[Instructions for the task] In your copy, leave out all pictures and reproduce every entry exactly.

Page and application data records:
***

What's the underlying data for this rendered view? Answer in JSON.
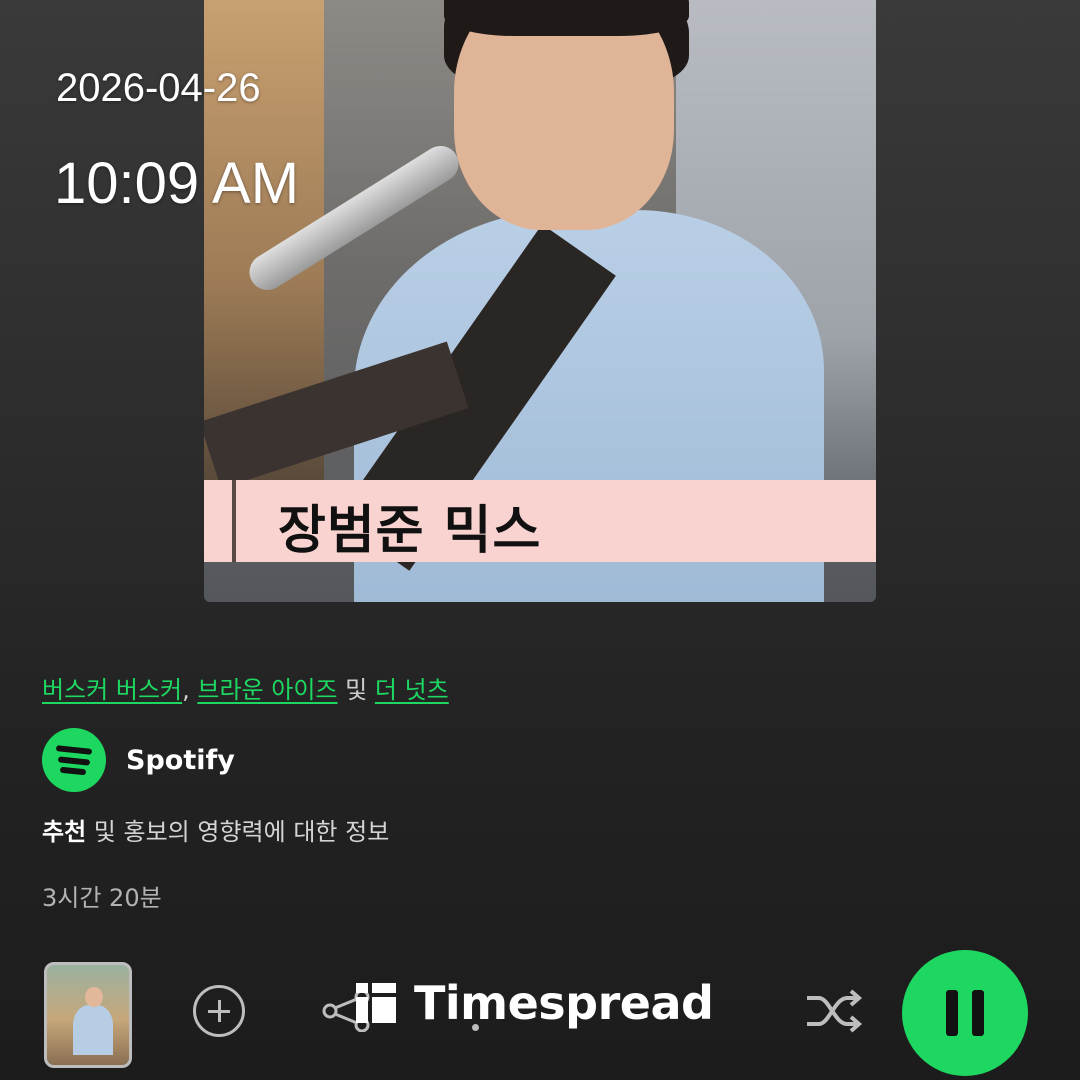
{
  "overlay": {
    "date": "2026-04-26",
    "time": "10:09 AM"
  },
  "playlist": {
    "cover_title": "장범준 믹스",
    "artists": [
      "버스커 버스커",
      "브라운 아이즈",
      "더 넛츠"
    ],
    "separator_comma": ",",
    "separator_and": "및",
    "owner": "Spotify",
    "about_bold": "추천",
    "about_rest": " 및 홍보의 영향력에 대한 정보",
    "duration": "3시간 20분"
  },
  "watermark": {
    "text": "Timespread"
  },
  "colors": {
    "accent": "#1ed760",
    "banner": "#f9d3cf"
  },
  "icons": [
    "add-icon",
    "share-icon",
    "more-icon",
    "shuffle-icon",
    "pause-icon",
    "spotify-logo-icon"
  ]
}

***

[Task solution]
What's the underlying data for this rendered view? Answer in JSON.
{
  "overlay": {
    "date": "2026-04-26",
    "time": "10:09 AM"
  },
  "playlist": {
    "cover_title": "장범준 믹스",
    "artists": [
      "버스커 버스커",
      "브라운 아이즈",
      "더 넛츠"
    ],
    "separator_comma": ",",
    "separator_and": "및",
    "owner": "Spotify",
    "about_bold": "추천",
    "about_rest": " 및 홍보의 영향력에 대한 정보",
    "duration": "3시간 20분"
  },
  "watermark": {
    "text": "Timespread"
  },
  "colors": {
    "accent": "#1ed760",
    "banner": "#f9d3cf"
  },
  "icons": [
    "add-icon",
    "share-icon",
    "more-icon",
    "shuffle-icon",
    "pause-icon",
    "spotify-logo-icon"
  ]
}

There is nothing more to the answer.